Driving While Drowsy: As Dangerous As Alcohol Impairment

While there has been much media attention on impaired and distracted driving in Ontario, and rightly so, there has been little attention to the dangers of driving while drowsy. The Ministry of Transportation says that drowsy driving has been a growing concern and has factored into a growing number of collisions resulting in injuries and fatalities. As Cornwall personal injury lawyers, we see the disastrous effects of drowsy driving often.

Research on Drowsy Driving

According to a study put out by the AAA Foundation, there is real danger in driving while getting anything less than seven hours of sleep.
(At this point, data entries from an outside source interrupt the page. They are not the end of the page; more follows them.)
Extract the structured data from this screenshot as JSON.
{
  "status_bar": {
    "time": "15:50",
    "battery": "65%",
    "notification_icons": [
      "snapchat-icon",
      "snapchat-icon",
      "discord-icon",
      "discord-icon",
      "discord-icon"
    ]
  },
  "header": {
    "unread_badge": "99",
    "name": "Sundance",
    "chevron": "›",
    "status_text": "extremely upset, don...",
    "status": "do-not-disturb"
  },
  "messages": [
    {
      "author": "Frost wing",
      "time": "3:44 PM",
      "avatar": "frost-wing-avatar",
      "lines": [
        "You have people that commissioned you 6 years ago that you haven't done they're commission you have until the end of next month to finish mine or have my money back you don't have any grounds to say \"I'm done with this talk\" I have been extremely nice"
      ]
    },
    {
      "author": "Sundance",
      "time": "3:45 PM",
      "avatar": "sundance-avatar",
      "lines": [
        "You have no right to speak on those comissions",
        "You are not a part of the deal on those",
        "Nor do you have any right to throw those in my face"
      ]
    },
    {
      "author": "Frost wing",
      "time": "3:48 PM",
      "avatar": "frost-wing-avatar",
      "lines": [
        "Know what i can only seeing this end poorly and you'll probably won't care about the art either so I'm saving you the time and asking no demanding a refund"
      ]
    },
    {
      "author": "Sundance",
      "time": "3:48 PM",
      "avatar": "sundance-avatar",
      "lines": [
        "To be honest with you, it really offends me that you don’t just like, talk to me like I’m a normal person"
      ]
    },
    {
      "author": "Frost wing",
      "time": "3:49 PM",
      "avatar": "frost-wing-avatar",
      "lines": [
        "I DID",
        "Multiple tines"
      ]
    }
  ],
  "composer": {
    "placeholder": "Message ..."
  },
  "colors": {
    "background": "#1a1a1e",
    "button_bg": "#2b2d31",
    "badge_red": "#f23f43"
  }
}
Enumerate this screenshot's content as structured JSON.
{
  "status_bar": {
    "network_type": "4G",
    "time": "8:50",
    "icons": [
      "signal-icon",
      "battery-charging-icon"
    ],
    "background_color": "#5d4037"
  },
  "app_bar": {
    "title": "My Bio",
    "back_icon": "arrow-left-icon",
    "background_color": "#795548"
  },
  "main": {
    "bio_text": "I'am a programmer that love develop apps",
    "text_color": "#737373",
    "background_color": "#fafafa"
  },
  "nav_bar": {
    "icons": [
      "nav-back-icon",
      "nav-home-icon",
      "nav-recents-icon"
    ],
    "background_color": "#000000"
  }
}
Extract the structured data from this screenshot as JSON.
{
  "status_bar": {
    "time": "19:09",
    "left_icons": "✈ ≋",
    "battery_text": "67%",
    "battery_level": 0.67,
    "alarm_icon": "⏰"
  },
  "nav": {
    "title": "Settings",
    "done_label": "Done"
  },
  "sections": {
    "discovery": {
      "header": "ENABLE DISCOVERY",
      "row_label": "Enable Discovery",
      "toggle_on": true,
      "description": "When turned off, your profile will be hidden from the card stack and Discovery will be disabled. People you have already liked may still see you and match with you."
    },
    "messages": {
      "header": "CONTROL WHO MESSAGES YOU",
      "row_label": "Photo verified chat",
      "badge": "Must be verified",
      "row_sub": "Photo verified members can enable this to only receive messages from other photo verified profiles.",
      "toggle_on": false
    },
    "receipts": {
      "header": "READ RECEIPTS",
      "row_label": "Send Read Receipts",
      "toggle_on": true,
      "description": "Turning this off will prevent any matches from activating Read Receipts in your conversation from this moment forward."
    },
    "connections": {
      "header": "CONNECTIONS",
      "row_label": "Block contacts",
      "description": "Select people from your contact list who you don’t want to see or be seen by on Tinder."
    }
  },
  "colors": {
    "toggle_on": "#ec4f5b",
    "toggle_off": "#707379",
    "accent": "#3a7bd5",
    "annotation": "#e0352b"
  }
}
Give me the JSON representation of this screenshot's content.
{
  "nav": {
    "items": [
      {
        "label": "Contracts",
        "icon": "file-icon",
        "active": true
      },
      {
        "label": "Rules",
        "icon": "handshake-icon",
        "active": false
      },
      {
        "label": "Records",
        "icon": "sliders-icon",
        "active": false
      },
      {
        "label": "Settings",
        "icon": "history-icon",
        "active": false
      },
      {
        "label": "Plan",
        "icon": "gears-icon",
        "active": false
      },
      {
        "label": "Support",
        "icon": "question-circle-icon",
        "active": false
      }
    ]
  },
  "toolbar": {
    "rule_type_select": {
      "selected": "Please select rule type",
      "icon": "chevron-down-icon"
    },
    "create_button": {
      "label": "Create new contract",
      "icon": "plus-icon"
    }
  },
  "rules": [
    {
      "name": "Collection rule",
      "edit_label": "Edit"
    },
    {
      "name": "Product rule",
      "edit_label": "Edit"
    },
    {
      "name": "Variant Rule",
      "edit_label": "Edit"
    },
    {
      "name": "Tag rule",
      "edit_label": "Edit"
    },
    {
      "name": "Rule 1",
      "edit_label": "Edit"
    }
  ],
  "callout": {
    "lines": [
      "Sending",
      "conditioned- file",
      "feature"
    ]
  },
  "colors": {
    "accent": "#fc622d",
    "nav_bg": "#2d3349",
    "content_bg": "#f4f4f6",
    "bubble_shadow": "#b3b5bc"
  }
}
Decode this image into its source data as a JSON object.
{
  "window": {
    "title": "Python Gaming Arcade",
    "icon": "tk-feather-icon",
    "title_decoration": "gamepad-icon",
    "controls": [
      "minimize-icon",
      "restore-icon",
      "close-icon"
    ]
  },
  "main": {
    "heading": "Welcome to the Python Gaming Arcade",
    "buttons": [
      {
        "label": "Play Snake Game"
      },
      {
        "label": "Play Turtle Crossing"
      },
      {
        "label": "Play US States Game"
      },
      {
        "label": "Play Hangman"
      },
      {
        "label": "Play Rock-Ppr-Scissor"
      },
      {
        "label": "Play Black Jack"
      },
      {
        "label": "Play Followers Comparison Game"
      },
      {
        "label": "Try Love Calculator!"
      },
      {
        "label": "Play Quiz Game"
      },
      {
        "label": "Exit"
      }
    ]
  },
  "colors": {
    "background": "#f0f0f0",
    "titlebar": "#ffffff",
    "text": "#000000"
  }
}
The report entitled Acute Sleep Deprivation and Risk of Motor Vehicle Crash Involvement shows that drivers who miss two to three hours of sleep over a 24-hour period more than quadruple their risk of getting into a motor vehicle accident. This is the same risk associated with driving over the legal limit for alcohol. This is serious as most drivers admit to driving without a sufficient amount of sleep over the past month even while admitting it is dangerous.

Research by the Department of Psychology at Queen’s University in Kingston, Ontario has also shown that young drivers under the age of 25 are most at risk as they tend to overestimate their driving abilities while drowsy.

Signs That You May Be Too Tired to Drive

Some of the symptoms that drivers exhibit while driving while drowsy include:

● Having trouble keeping eyes open.
● Head keeps falling forward
● Frequent yawning
● Missing lights and signals
● Drifting between lanes
● Drifting off the road
● Inability to remember the last few miles driven

But over 50% of drivers involved in such crashes experienced no symptoms at all before falling asleep at the wheel. AAA urges drivers to not rely on their bodies to show signs of fatigue. Instead, drivers should make sleep a priority and should only travel when:

● They would normally be awake
● They can schedule a break every 100 miles or every 2 hours
● They have not had a heavy meal
● They have someone who can share driving responsibilities
● They have avoided any medication that could have resulted in drowsiness or impairment

Studies show that most collisions where drowsiness is a factor take place during the hours of 2 am and 6 am or late afternoons between 2 pm and 4 pm. They also show that shift workers, those with untreated sleep disorders, and commercial vehicle drivers are at a greater risk for these types of collisions.

Get Off the Road

If you find that you are in danger of falling asleep at the wheel, pull off and park in a safe area. Lock the doors and take a nap. Don’t rely on stimulants such as caffeine as the effects can wear off quite quickly. Unfortunately, if you are sleep deprived, there is little you can do to trick your body into staying awake.

If you have been injured in a motor vehicle accident involving a drowsy driver, you may be entitled to compensation for your injuries. Call the Cornwall injury lawyers at AM Injury Law for a free assessment of your case.